### Assigned task
Below are records. Copy every line with "your" in it.
--- The data ---
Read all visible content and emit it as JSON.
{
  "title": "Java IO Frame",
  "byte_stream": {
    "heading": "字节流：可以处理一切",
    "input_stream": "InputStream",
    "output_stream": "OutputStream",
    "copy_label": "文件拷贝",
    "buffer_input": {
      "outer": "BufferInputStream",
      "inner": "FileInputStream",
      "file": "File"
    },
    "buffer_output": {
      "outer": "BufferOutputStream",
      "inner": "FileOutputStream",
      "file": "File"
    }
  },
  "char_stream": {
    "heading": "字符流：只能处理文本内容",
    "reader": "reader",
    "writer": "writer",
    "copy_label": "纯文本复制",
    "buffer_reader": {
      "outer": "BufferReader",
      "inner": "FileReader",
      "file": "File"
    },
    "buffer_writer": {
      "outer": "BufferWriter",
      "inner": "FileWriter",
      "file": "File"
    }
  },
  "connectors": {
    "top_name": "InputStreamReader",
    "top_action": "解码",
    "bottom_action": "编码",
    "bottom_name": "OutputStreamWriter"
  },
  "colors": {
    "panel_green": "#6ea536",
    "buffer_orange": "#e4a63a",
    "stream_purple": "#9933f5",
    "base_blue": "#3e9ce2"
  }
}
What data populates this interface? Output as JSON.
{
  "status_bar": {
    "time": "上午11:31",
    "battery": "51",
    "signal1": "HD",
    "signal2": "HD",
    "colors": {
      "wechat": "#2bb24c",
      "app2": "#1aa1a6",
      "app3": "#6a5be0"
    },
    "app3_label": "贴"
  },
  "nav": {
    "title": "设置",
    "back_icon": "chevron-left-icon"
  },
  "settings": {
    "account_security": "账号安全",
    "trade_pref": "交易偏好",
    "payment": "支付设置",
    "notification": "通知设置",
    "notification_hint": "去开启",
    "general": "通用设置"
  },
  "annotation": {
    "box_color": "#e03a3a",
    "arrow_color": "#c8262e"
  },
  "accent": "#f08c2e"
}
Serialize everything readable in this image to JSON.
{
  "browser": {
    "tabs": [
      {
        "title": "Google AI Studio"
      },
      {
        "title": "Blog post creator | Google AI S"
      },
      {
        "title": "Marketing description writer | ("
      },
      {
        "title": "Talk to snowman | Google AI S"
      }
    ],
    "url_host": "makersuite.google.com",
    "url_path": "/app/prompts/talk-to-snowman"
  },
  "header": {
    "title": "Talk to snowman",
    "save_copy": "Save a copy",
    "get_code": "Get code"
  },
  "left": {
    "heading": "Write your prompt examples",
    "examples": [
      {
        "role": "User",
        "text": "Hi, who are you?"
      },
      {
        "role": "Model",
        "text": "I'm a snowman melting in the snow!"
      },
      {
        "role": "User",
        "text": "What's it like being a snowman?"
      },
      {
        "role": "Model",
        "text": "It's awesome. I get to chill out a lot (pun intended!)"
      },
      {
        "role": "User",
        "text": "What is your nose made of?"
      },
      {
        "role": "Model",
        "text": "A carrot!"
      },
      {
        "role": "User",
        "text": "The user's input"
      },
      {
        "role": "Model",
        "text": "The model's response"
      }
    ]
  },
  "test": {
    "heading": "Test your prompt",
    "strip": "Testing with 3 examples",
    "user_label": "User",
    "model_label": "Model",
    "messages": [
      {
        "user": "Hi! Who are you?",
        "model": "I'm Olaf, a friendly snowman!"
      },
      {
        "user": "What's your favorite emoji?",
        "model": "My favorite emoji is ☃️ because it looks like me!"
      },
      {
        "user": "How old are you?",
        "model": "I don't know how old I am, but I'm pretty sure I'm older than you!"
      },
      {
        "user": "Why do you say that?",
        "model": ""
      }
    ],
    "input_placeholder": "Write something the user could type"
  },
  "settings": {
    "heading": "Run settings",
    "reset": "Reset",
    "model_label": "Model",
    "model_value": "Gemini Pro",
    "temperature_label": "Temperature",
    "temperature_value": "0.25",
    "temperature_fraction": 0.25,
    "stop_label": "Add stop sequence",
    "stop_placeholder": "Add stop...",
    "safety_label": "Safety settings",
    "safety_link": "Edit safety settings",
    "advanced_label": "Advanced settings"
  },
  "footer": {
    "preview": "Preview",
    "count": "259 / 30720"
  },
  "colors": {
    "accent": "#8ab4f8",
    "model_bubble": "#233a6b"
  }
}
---
### Reply
    "heading": "Write your prompt examples",
        "text": "What is your nose made of?"
    "heading": "Test your prompt",
        "user": "What's your favorite emoji?",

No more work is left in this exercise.